INSTRUCTIONS FOR THE TASK
Give back the data in full, with every line exact.

### LISTED ENTRIES

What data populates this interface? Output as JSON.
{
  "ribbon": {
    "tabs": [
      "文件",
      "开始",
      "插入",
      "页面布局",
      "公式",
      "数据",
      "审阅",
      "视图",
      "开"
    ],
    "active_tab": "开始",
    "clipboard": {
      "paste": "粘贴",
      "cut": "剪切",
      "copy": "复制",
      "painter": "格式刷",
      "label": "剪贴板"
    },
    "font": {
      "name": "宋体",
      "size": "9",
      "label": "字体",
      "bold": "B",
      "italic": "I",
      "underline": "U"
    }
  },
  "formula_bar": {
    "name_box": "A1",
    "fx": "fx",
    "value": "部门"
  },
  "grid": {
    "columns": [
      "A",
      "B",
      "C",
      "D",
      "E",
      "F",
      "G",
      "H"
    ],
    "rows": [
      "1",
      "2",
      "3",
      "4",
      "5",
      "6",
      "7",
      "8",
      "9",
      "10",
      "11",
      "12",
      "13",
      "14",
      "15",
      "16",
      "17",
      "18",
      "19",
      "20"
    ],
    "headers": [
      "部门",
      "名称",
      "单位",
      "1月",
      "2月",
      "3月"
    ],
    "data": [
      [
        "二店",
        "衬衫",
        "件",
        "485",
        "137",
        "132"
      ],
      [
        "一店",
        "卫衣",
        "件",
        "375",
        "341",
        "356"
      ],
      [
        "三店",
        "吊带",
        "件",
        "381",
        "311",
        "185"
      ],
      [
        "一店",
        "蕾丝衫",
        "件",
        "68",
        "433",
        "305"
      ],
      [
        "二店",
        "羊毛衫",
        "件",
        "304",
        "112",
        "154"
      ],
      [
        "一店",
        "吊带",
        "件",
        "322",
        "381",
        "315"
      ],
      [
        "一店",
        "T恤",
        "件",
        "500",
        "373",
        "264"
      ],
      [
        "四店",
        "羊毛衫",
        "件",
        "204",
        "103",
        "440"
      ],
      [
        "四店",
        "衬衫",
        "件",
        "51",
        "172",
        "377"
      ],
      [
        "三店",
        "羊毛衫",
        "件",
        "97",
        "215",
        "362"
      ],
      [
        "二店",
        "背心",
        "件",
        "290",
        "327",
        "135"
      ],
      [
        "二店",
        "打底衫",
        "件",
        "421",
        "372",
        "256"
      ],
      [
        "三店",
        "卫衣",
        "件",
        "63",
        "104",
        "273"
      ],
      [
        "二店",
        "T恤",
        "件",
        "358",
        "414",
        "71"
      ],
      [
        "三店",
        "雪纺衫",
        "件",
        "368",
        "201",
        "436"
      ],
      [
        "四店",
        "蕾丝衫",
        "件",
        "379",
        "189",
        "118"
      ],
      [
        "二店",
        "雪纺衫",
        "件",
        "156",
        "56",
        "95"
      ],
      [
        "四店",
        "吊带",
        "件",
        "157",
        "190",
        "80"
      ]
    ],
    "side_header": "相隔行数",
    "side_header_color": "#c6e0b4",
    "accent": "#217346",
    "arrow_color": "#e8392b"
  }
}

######

RESPONSE FOR THIS EXERCISE
What data populates this interface? Output as JSON.
{
  "ribbon": {
    "tabs": [
      "文件",
      "开始",
      "插入",
      "页面布局",
      "公式",
      "数据",
      "审阅",
      "视图",
      "开"
    ],
    "active_tab": "开始",
    "clipboard": {
      "paste": "粘贴",
      "cut": "剪切",
      "copy": "复制",
      "painter": "格式刷",
      "label": "剪贴板"
    },
    "font": {
      "name": "宋体",
      "size": "9",
      "label": "字体",
      "bold": "B",
      "italic": "I",
      "underline": "U"
    }
  },
  "formula_bar": {
    "name_box": "A1",
    "fx": "fx",
    "value": "部门"
  },
  "grid": {
    "columns": [
      "A",
      "B",
      "C",
      "D",
      "E",
      "F",
      "G",
      "H"
    ],
    "rows": [
      "1",
      "2",
      "3",
      "4",
      "5",
      "6",
      "7",
      "8",
      "9",
      "10",
      "11",
      "12",
      "13",
      "14",
      "15",
      "16",
      "17",
      "18",
      "19",
      "20"
    ],
    "headers": [
      "部门",
      "名称",
      "单位",
      "1月",
      "2月",
      "3月"
    ],
    "data": [
      [
        "二店",
        "衬衫",
        "件",
        "485",
        "137",
        "132"
      ],
      [
        "一店",
        "卫衣",
        "件",
        "375",
        "341",
        "356"
      ],
      [
        "三店",
        "吊带",
        "件",
        "381",
        "311",
        "185"
      ],
      [
        "一店",
        "蕾丝衫",
        "件",
        "68",
        "433",
        "305"
      ],
      [
        "二店",
        "羊毛衫",
        "件",
        "304",
        "112",
        "154"
      ],
      [
        "一店",
        "吊带",
        "件",
        "322",
        "381",
        "315"
      ],
      [
        "一店",
        "T恤",
        "件",
        "500",
        "373",
        "264"
      ],
      [
        "四店",
        "羊毛衫",
        "件",
        "204",
        "103",
        "440"
      ],
      [
        "四店",
        "衬衫",
        "件",
        "51",
        "172",
        "377"
      ],
      [
        "三店",
        "羊毛衫",
        "件",
        "97",
        "215",
        "362"
      ],
      [
        "二店",
        "背心",
        "件",
        "290",
        "327",
        "135"
      ],
      [
        "二店",
        "打底衫",
        "件",
        "421",
        "372",
        "256"
      ],
      [
        "三店",
        "卫衣",
        "件",
        "63",
        "104",
        "273"
      ],
      [
        "二店",
        "T恤",
        "件",
        "358",
        "414",
        "71"
      ],
      [
        "三店",
        "雪纺衫",
        "件",
        "368",
        "201",
        "436"
      ],
      [
        "四店",
        "蕾丝衫",
        "件",
        "379",
        "189",
        "118"
      ],
      [
        "二店",
        "雪纺衫",
        "件",
        "156",
        "56",
        "95"
      ],
      [
        "四店",
        "吊带",
        "件",
        "157",
        "190",
        "80"
      ]
    ],
    "side_header": "相隔行数",
    "side_header_color": "#c6e0b4",
    "accent": "#217346",
    "arrow_color": "#e8392b"
  }
}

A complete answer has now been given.